Only lines containing "JSON" belong in the answer, each copied from the entries below.

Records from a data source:
+ + +
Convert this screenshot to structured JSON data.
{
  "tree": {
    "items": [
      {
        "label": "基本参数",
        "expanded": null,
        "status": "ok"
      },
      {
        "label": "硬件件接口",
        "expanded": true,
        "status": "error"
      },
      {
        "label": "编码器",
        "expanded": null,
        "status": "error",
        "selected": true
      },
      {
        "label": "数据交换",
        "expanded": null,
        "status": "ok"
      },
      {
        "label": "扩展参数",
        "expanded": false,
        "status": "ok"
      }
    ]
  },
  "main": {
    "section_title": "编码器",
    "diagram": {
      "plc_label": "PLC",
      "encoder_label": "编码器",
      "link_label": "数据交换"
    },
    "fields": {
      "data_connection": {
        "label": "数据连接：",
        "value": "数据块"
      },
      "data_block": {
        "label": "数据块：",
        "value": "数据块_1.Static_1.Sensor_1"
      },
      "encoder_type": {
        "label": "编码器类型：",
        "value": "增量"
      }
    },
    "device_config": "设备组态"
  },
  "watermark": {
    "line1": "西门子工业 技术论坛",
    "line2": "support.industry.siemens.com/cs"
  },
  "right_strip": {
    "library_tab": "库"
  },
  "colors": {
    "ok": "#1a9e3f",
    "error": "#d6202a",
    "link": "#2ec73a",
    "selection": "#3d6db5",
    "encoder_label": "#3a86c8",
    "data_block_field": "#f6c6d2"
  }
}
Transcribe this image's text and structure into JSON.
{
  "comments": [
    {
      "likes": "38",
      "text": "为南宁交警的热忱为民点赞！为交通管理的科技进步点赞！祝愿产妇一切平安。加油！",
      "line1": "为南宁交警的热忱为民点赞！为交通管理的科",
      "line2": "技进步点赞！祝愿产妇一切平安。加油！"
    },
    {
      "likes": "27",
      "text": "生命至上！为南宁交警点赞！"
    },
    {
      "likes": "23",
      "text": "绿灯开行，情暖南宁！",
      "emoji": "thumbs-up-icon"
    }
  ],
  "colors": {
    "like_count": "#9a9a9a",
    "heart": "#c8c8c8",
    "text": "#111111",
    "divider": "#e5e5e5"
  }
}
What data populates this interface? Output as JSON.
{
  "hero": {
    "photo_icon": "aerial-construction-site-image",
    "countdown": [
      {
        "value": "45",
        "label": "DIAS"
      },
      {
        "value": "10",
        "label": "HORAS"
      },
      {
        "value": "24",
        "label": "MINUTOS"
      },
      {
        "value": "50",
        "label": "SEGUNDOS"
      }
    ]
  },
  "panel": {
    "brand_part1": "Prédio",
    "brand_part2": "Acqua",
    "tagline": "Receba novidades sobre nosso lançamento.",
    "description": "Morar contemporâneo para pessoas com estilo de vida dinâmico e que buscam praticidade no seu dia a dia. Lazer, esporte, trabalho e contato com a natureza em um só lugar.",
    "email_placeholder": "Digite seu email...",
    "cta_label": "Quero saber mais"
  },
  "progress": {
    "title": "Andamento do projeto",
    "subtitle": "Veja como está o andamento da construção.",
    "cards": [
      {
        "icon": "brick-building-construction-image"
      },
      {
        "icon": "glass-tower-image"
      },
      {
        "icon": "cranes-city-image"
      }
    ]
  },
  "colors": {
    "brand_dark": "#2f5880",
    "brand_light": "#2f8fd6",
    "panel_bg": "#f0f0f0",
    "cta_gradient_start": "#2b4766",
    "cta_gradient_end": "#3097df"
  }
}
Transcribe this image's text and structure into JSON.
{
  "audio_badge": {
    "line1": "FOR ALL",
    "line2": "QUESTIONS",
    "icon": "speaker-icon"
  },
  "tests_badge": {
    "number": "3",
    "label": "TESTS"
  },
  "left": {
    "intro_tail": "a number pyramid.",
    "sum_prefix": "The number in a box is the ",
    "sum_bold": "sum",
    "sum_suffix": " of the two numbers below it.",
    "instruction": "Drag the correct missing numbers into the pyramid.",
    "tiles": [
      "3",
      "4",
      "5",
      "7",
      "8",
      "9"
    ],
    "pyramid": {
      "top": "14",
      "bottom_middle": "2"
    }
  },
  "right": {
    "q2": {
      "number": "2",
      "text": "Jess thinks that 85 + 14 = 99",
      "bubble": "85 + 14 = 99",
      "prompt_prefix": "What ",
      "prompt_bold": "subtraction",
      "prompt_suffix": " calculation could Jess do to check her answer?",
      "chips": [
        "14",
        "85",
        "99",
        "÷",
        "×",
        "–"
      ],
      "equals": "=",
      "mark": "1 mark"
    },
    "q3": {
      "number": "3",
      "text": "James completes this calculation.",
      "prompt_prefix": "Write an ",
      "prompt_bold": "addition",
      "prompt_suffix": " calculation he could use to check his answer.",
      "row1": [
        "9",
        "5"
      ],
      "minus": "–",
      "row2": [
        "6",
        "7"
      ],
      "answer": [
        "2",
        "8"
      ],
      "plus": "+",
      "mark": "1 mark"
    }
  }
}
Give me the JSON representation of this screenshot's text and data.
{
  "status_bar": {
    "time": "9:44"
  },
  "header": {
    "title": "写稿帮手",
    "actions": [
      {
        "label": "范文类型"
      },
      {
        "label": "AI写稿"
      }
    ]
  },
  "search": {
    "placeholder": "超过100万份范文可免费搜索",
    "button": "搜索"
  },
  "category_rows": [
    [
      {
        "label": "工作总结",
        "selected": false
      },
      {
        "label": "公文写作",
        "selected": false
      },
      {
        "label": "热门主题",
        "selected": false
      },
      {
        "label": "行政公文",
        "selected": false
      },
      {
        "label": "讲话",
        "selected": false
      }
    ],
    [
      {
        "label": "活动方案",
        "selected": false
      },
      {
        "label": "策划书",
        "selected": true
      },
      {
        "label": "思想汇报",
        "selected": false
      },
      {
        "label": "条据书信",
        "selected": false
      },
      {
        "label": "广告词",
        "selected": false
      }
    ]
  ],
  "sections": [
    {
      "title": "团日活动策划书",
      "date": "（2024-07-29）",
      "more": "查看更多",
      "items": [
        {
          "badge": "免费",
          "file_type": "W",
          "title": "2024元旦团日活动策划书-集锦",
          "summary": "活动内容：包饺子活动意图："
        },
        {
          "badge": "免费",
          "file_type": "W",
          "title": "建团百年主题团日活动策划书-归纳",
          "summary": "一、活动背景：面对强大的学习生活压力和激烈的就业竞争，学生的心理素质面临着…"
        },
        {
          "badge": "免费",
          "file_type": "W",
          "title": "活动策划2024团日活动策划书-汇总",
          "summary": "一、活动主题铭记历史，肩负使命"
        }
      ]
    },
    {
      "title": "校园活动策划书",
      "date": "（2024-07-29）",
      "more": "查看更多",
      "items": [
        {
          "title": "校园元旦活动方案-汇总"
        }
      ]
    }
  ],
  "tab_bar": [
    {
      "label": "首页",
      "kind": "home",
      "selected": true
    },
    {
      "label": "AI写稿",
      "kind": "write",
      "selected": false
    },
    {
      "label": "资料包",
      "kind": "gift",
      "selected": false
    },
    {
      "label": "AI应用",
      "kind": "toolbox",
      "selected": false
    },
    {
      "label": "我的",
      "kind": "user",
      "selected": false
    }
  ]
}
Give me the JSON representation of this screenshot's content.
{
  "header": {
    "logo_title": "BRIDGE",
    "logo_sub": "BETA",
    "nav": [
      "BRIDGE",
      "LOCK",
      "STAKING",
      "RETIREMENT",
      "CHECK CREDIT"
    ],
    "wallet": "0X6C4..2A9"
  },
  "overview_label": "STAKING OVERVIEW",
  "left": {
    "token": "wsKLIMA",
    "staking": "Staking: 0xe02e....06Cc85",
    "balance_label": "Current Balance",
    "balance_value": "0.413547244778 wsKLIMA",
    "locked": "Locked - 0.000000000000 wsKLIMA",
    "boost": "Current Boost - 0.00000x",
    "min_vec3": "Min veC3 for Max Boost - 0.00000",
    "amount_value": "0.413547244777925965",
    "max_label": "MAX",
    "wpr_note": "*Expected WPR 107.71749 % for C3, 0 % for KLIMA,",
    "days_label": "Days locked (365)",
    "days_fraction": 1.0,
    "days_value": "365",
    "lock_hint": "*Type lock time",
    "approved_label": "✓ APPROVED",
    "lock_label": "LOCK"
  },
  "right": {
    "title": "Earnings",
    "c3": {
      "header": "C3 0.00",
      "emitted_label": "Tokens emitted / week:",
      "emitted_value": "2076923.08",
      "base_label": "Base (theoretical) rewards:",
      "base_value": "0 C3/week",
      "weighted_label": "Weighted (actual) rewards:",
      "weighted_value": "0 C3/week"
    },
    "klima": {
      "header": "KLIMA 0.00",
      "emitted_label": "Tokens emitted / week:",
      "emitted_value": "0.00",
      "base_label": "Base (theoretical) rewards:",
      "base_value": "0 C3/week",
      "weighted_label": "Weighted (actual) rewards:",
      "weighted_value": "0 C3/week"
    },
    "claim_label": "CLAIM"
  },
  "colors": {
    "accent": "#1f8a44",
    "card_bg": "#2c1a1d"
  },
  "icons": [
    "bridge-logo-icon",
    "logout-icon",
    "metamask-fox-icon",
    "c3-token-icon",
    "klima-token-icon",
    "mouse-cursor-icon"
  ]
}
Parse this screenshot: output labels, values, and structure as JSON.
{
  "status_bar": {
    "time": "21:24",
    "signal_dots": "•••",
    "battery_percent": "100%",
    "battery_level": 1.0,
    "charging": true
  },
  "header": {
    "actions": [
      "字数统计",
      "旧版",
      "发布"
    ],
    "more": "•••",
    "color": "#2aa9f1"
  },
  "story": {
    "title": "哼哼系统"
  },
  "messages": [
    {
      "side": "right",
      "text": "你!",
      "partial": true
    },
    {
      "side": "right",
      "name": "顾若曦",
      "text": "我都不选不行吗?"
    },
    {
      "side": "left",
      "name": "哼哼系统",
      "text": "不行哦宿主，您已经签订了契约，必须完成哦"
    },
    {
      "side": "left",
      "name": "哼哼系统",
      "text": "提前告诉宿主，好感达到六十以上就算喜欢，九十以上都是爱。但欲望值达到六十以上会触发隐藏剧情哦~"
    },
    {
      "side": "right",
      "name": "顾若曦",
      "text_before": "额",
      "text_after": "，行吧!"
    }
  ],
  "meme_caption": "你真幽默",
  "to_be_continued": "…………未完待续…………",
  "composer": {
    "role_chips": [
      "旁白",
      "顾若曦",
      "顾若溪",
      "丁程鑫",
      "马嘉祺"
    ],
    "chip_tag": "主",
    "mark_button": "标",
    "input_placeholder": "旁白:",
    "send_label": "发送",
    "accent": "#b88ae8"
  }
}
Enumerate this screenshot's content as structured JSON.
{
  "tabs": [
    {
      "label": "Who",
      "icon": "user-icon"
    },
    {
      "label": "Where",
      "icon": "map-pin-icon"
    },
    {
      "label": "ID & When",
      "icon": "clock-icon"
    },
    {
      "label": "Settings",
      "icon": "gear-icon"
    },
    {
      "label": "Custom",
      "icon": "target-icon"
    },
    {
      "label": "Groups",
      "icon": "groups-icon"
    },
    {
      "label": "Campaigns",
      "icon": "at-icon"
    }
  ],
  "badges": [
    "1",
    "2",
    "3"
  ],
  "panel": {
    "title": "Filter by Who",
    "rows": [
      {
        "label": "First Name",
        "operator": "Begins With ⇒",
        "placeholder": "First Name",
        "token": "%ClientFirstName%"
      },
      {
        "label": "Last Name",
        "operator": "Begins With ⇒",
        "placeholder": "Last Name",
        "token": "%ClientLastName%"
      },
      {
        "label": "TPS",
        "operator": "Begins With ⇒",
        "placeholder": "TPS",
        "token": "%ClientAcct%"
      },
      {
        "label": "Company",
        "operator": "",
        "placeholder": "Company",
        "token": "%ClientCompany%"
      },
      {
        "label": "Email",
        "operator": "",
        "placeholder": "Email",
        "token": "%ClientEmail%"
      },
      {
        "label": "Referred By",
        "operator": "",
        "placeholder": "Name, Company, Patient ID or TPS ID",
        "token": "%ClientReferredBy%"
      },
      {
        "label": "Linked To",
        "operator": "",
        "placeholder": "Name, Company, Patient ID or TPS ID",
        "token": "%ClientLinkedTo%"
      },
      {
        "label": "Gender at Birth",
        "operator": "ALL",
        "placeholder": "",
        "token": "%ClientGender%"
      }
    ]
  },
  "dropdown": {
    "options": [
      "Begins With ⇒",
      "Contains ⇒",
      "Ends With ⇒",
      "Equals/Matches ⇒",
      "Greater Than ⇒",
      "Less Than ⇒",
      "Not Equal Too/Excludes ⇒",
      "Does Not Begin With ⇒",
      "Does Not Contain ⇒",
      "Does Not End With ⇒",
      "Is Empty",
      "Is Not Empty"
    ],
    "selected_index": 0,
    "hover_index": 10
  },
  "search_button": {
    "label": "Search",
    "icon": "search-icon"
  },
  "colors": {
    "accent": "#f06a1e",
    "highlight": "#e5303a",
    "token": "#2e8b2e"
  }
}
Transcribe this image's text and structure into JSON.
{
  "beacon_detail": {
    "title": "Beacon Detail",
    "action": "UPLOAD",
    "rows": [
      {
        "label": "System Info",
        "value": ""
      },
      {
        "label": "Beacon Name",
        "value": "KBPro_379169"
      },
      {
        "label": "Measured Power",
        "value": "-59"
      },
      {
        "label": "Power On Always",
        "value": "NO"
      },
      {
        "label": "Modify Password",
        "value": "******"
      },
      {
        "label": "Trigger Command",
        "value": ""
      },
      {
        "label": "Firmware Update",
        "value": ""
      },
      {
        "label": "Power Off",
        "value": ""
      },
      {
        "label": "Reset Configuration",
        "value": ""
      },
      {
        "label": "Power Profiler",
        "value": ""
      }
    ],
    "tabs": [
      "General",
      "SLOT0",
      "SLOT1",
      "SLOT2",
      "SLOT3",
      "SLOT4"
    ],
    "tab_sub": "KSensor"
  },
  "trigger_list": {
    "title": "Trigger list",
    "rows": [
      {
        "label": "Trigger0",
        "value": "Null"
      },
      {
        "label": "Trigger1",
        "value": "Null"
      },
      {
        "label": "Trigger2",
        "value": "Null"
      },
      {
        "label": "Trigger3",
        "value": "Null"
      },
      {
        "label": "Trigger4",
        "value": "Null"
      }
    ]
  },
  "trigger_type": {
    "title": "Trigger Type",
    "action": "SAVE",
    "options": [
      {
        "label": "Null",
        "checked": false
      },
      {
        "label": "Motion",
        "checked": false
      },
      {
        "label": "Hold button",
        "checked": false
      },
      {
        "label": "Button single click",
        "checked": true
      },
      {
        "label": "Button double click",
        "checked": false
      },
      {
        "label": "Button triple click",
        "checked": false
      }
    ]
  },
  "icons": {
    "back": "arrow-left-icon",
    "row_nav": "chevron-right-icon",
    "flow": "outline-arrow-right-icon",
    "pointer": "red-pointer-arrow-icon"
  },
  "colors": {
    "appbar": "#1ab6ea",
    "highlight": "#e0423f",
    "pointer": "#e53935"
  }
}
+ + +
-- Task result --
Convert this screenshot to structured JSON data.
Transcribe this image's text and structure into JSON.
What data populates this interface? Output as JSON.
Transcribe this image's text and structure into JSON.
Give me the JSON representation of this screenshot's text and data.
Give me the JSON representation of this screenshot's content.
Parse this screenshot: output labels, values, and structure as JSON.
Enumerate this screenshot's content as structured JSON.
Transcribe this image's text and structure into JSON.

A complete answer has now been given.